DATA TO EXAMINE =

☆ ☆ ☆ ☆ ☆ ☆ ☆

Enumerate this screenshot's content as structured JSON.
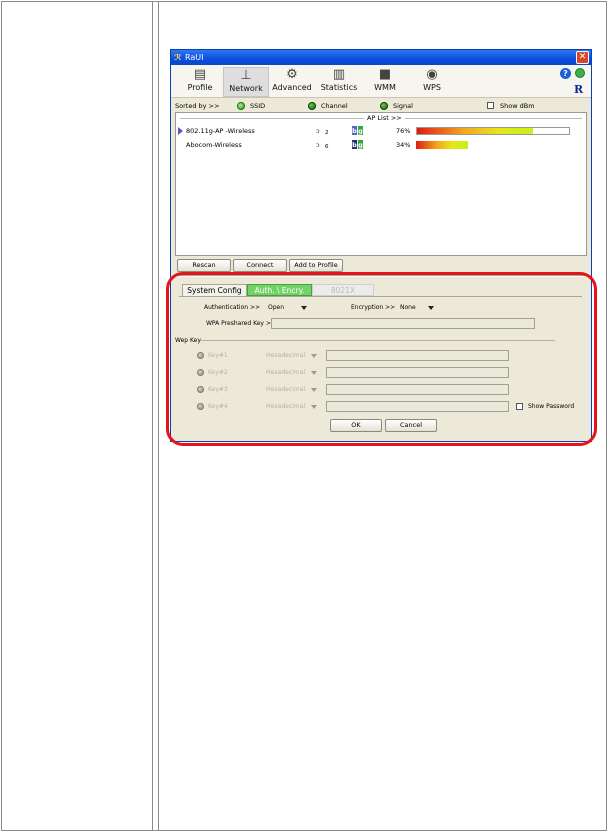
{
  "window": {
    "title": "RaUI",
    "close_glyph": "✕",
    "icon": "app-logo-icon"
  },
  "toolbar": {
    "items": [
      {
        "label": "Profile",
        "icon": "profile-icon",
        "active": false
      },
      {
        "label": "Network",
        "icon": "network-icon",
        "active": true
      },
      {
        "label": "Advanced",
        "icon": "advanced-gear-icon",
        "active": false
      },
      {
        "label": "Statistics",
        "icon": "statistics-icon",
        "active": false
      },
      {
        "label": "WMM",
        "icon": "wmm-icon",
        "active": false
      },
      {
        "label": "WPS",
        "icon": "wps-icon",
        "active": false
      }
    ],
    "help_glyph": "?",
    "brand_glyph": "R"
  },
  "sortbar": {
    "label": "Sorted by >>",
    "ssid": "SSID",
    "channel": "Channel",
    "signal": "Signal",
    "show_dbm": "Show dBm"
  },
  "ap_list": {
    "header": "AP List >>",
    "rows": [
      {
        "ssid": "802.11g-AP -Wireless",
        "channel": "2",
        "signal": "76%",
        "signal_value": 76,
        "selected": true
      },
      {
        "ssid": "Abocom-Wireless",
        "channel": "6",
        "signal": "34%",
        "signal_value": 34,
        "selected": false
      }
    ],
    "badge_b": "b",
    "badge_g": "g"
  },
  "actions": {
    "rescan": "Rescan",
    "connect": "Connect",
    "add_to_profile": "Add to Profile"
  },
  "tabs": {
    "system_config": "System Config",
    "auth_encry": "Auth. \\ Encry.",
    "ieee8021x": "8021X"
  },
  "auth": {
    "authentication_label": "Authentication >>",
    "authentication_value": "Open",
    "encryption_label": "Encryption >>",
    "encryption_value": "None",
    "wpa_key_label": "WPA Preshared Key >>",
    "wep_key_label": "Wep Key",
    "wep_keys": [
      {
        "label": "Key#1",
        "format": "Hexadecimal"
      },
      {
        "label": "Key#2",
        "format": "Hexadecimal"
      },
      {
        "label": "Key#3",
        "format": "Hexadecimal"
      },
      {
        "label": "Key#4",
        "format": "Hexadecimal"
      }
    ],
    "show_password": "Show Password",
    "ok": "OK",
    "cancel": "Cancel"
  },
  "colors": {
    "highlight": "#e5131b",
    "active_tab": "#72d267",
    "titlebar": "#0a4ee0"
  }
}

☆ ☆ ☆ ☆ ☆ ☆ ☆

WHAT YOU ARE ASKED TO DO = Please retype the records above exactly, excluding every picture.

FINISHED EXERCISE =
Enumerate this screenshot's content as structured JSON.
{
  "window": {
    "title": "RaUI",
    "close_glyph": "✕",
    "icon": "app-logo-icon"
  },
  "toolbar": {
    "items": [
      {
        "label": "Profile",
        "icon": "profile-icon",
        "active": false
      },
      {
        "label": "Network",
        "icon": "network-icon",
        "active": true
      },
      {
        "label": "Advanced",
        "icon": "advanced-gear-icon",
        "active": false
      },
      {
        "label": "Statistics",
        "icon": "statistics-icon",
        "active": false
      },
      {
        "label": "WMM",
        "icon": "wmm-icon",
        "active": false
      },
      {
        "label": "WPS",
        "icon": "wps-icon",
        "active": false
      }
    ],
    "help_glyph": "?",
    "brand_glyph": "R"
  },
  "sortbar": {
    "label": "Sorted by >>",
    "ssid": "SSID",
    "channel": "Channel",
    "signal": "Signal",
    "show_dbm": "Show dBm"
  },
  "ap_list": {
    "header": "AP List >>",
    "rows": [
      {
        "ssid": "802.11g-AP -Wireless",
        "channel": "2",
        "signal": "76%",
        "signal_value": 76,
        "selected": true
      },
      {
        "ssid": "Abocom-Wireless",
        "channel": "6",
        "signal": "34%",
        "signal_value": 34,
        "selected": false
      }
    ],
    "badge_b": "b",
    "badge_g": "g"
  },
  "actions": {
    "rescan": "Rescan",
    "connect": "Connect",
    "add_to_profile": "Add to Profile"
  },
  "tabs": {
    "system_config": "System Config",
    "auth_encry": "Auth. \\ Encry.",
    "ieee8021x": "8021X"
  },
  "auth": {
    "authentication_label": "Authentication >>",
    "authentication_value": "Open",
    "encryption_label": "Encryption >>",
    "encryption_value": "None",
    "wpa_key_label": "WPA Preshared Key >>",
    "wep_key_label": "Wep Key",
    "wep_keys": [
      {
        "label": "Key#1",
        "format": "Hexadecimal"
      },
      {
        "label": "Key#2",
        "format": "Hexadecimal"
      },
      {
        "label": "Key#3",
        "format": "Hexadecimal"
      },
      {
        "label": "Key#4",
        "format": "Hexadecimal"
      }
    ],
    "show_password": "Show Password",
    "ok": "OK",
    "cancel": "Cancel"
  },
  "colors": {
    "highlight": "#e5131b",
    "active_tab": "#72d267",
    "titlebar": "#0a4ee0"
  }
}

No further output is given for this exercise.